One year later he was back in France, totally absolved of the murder of Hugues de Beauvais. His half-brother hadn't been completely successful in his absence and Fulk found he had some territory to regain. In 1016 he defeated Eudes of Blois in the Battle of Pontlevoy. This was one of the bloodiest battles of the Middle Ages, with 6000 men left dead on the field. Fulk himself was not unscathed, having been thrown from his horse. He managed fight his way out with ferocious sword blade action.

In 1025 Fulk took the citadel of Saumur from Eudes of Blois. His army broke down the gates with a battering ram, only to come face to face with kneeling monks in prayer. The town had assumed this would stop the rampaging soldiers, but the monks were swept aside like dead leaves and the soldiers ransacked the castle and set fire to the church.

Later, in keeping with his usual pattern, he was wracked with guilt over this misdeed. He couldn't risk another trip to Jerusalem, so to show his repentence he had another abbey built -- this time a female establishment, with mills, fishponds and vineyards at Ronceray, on the hillsides of Layon (beginning what is now a famous tradition of sweet white wine from this area).

In 1032 the new young King Henri I asked Fulk to sort out the rebellious town of Sens, which had objected to their newly appointed Archbishop. Fulk being Fulk, he charged in with his army and rased the place to the ground.

But a few days later strange and troubling phenomena began occuring. A new and mysterious star appeared in the night sky. A terrible storm ravaged Angers and lightning struck the cathedral roof, setting fire to it. The fire spread and soon the whole town had burnt. Fulk didn't think it was a coincidence. He thought God was telling him to go to Jerusalem one more time.

This time he left his son in charge of the Angevin territories, but Geoffroy was young, arrogant, tempestous and lacked diplomacy. He mismanaged the territory and alienated a good part of the population. When Fulk returned a year later he was forced to punish and humiliate his son before forgiving him.

By 1039 Fulk was an old man, nearly seventy. He felt the end coming and as always, frightened of going to Hell, he decided to go on one last pilgrimage. He wore a hair shirt and took a few trusted knights with him.
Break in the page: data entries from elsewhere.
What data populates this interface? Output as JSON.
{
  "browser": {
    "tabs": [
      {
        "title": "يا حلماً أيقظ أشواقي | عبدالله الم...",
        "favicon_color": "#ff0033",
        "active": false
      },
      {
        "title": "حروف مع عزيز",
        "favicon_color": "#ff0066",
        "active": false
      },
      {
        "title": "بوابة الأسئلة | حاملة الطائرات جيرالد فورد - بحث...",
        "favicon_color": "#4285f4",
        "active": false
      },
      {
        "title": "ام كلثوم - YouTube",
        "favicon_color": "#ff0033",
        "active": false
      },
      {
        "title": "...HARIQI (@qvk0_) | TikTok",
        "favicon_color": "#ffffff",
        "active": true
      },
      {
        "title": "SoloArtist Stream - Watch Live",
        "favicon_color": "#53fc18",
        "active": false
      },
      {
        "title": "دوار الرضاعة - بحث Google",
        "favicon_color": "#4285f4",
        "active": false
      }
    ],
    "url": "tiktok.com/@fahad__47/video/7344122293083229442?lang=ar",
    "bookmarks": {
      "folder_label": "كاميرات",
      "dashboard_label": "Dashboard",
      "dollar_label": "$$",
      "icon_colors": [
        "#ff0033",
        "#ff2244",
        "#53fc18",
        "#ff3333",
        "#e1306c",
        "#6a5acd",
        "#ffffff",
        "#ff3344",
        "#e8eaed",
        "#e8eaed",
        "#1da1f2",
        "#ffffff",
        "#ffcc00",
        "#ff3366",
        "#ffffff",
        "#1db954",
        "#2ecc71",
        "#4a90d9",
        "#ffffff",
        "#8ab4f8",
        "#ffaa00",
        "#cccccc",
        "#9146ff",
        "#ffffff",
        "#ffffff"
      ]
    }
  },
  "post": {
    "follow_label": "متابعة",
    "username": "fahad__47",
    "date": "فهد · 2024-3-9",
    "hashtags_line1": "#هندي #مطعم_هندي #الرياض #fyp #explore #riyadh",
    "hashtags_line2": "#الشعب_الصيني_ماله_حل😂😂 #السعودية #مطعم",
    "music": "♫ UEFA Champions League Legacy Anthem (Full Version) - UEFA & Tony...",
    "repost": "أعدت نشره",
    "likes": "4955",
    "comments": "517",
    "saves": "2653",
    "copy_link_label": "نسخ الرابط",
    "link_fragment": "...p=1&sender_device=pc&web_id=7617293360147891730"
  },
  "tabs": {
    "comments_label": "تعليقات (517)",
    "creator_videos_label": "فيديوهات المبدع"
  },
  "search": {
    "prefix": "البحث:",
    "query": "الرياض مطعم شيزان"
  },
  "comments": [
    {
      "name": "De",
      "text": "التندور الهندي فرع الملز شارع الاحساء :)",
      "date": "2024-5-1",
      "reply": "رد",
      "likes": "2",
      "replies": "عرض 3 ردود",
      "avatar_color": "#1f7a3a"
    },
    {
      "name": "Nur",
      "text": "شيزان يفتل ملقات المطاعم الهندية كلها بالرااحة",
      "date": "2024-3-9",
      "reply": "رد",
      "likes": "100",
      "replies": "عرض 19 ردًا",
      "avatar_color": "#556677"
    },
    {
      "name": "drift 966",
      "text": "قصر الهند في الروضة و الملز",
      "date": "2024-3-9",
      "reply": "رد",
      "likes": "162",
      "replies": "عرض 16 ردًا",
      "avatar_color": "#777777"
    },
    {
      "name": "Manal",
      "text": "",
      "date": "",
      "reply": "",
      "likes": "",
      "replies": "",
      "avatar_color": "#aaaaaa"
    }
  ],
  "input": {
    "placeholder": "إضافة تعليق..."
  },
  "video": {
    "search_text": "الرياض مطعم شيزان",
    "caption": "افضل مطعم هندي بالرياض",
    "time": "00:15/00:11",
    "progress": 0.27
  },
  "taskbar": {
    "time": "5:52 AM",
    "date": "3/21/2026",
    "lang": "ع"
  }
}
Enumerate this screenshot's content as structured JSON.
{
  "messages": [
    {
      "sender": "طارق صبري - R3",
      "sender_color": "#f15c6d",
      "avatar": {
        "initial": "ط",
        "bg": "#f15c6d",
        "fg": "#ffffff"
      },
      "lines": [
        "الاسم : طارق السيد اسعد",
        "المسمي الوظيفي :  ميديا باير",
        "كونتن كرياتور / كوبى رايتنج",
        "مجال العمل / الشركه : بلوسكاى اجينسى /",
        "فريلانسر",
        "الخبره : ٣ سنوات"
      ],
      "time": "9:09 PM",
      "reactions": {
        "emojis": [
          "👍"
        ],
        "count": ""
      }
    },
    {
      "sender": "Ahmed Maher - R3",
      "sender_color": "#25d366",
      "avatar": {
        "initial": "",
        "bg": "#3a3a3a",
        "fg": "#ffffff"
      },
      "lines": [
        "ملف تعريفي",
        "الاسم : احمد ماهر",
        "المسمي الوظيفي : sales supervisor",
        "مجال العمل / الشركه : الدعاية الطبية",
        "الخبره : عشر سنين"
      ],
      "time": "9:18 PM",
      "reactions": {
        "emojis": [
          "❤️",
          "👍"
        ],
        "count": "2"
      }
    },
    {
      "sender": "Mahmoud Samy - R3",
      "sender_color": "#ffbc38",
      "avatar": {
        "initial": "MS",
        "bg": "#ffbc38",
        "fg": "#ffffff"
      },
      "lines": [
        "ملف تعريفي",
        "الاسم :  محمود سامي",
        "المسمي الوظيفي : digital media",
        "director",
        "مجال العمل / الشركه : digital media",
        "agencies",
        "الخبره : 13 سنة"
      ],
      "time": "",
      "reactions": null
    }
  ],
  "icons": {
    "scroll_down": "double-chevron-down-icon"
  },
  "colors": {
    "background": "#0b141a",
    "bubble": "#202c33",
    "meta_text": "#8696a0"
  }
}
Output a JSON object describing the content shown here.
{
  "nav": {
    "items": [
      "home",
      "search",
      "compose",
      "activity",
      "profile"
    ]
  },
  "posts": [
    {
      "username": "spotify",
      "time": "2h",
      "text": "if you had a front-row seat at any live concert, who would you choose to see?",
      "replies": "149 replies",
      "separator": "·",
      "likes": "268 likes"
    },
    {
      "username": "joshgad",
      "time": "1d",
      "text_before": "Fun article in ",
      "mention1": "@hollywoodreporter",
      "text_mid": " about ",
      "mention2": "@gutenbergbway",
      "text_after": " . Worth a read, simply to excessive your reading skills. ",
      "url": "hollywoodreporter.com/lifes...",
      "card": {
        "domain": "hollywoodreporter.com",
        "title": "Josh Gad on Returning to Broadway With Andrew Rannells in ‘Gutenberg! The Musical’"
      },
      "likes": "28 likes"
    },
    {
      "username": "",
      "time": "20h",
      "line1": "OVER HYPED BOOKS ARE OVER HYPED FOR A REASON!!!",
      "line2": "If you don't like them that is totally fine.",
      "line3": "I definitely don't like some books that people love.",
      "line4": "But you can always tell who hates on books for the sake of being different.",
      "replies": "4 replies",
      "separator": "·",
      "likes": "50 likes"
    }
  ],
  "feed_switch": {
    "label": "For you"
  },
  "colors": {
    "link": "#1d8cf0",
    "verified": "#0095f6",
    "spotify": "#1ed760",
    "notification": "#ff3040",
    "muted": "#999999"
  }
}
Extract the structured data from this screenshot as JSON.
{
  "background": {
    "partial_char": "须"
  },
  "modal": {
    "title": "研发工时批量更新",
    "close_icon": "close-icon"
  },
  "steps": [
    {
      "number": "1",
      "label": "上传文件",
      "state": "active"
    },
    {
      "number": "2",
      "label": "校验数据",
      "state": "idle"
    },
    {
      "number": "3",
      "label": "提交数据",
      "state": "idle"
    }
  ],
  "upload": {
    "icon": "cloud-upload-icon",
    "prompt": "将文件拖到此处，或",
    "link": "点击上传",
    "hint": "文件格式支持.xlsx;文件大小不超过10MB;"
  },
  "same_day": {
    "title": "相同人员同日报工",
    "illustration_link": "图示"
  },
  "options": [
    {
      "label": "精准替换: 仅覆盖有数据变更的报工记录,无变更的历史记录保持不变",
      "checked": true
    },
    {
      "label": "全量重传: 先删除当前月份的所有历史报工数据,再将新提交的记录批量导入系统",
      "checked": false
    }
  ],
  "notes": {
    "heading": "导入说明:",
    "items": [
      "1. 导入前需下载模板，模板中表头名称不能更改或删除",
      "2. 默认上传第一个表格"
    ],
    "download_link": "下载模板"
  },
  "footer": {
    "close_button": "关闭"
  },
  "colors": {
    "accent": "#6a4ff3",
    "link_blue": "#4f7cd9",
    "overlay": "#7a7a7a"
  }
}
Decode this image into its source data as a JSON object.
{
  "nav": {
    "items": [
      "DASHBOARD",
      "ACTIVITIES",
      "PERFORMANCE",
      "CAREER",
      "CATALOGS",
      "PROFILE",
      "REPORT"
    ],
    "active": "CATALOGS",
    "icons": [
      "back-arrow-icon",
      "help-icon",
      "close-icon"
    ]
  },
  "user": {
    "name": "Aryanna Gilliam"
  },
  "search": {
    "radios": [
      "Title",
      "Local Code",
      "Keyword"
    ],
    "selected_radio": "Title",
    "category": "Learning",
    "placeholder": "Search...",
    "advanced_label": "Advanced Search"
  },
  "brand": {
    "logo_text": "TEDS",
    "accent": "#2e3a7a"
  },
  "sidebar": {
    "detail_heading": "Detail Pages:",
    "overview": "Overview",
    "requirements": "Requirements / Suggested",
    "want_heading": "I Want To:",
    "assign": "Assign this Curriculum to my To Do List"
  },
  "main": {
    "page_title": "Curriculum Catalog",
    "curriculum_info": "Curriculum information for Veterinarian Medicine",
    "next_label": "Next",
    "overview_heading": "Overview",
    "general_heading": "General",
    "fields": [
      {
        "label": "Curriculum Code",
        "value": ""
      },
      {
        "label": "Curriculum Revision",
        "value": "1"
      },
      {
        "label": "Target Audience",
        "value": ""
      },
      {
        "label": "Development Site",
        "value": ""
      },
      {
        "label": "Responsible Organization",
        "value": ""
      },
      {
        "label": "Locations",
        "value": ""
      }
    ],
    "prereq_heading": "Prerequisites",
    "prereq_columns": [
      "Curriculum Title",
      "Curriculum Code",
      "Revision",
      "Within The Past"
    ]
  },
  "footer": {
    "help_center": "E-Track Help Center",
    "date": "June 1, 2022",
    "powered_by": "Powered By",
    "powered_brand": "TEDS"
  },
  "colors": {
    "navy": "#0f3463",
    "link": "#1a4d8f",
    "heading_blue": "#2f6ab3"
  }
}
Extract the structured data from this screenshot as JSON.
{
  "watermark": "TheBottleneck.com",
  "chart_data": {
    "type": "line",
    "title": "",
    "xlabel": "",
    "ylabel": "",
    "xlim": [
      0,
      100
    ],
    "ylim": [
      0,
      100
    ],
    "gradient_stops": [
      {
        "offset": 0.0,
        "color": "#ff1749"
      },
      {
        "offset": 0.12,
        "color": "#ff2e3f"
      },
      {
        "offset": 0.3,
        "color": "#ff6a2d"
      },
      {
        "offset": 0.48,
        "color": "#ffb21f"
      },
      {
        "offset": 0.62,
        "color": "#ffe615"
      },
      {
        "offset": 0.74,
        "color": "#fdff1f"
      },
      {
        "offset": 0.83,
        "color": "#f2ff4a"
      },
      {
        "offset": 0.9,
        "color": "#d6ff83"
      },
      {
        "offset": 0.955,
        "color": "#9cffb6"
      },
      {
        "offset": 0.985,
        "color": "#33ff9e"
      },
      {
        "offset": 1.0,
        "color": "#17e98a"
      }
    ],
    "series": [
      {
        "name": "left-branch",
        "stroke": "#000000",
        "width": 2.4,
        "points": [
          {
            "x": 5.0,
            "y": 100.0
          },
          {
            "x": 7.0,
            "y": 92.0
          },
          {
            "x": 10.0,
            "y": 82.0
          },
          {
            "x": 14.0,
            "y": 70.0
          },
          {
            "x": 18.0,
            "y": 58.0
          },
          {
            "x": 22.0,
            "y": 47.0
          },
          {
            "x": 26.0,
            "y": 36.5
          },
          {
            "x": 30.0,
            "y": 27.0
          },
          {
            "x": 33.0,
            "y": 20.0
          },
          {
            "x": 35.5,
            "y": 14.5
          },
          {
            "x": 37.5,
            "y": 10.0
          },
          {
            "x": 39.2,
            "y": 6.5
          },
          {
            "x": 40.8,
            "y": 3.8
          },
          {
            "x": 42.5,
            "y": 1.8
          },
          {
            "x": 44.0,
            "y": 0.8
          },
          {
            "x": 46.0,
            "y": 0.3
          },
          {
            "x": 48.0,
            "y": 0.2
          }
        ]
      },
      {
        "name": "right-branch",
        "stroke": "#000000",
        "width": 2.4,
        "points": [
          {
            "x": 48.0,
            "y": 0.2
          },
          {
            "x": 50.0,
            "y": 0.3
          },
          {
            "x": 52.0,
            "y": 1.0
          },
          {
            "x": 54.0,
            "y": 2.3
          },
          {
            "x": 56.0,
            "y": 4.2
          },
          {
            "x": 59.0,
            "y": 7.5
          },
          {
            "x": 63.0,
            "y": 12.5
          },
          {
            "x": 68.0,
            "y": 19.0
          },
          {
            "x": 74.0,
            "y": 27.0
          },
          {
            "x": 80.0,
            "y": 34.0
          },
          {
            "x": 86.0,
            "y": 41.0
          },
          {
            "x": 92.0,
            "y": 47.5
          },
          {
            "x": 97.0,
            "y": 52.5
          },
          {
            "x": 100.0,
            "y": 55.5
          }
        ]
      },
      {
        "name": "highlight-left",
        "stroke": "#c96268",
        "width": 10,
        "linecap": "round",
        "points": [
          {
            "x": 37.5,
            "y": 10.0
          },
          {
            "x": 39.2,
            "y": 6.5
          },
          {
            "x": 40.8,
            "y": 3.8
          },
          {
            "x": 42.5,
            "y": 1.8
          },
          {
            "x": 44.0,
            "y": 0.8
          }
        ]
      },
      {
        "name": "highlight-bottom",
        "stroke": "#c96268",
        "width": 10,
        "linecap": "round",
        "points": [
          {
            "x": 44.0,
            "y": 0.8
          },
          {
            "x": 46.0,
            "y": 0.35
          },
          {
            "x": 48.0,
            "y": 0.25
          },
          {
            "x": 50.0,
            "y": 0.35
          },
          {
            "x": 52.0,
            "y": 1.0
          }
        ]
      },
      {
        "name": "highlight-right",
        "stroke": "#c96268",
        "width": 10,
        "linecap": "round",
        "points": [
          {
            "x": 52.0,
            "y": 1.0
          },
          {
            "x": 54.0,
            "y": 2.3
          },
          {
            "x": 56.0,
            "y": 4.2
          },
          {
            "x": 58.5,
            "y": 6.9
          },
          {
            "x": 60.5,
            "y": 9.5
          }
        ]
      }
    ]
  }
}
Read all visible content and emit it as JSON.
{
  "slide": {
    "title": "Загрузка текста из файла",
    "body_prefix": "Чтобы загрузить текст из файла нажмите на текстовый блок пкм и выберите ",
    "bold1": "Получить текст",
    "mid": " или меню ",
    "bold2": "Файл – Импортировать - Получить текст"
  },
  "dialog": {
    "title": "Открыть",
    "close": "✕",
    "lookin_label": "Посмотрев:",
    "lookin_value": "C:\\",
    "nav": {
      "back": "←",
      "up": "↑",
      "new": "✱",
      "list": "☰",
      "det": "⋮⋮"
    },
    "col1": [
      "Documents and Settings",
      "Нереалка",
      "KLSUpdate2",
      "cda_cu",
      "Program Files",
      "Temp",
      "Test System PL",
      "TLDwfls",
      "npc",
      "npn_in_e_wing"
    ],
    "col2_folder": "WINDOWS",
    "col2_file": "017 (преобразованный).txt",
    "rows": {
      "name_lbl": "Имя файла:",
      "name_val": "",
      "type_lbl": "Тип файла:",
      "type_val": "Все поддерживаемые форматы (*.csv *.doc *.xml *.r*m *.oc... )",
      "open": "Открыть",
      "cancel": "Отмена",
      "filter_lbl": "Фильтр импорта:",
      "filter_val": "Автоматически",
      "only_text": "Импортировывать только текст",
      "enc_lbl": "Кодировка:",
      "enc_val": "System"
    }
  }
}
Once in Jerusalem he had himself subjected to mortifications by being dragged around the streets and beaten with rods.

Finally, near Metz on his way home in 1040, he developed a fever and died. His was a long reign of over 50 years and he served three Kings. He left one of the most powerful feudal domains in France to be inherited by his only son Geoffroy Martel ('The Hammer'), while his wife Hildegarde retired to the nunnery at Ronceray. His flourishing abbeys contributed to the great cultural influence of the Angevin province at this time. Poverty and ignorance were reduced and new towns thrived. His skill and daring brought prosperity to Anjou. His mortal remains were buried in the abbey at Beaulieu les Loches. We don't know where his soul ended up.


************************************************

For details of our private guided tours of chateaux, gardens, wineries, markets and more please visit the Loire Valley Time Travel website. We would be delighted to design a tour for you.

We are also on Instagram, so check us out to see a regularly updated selection of our very best photos.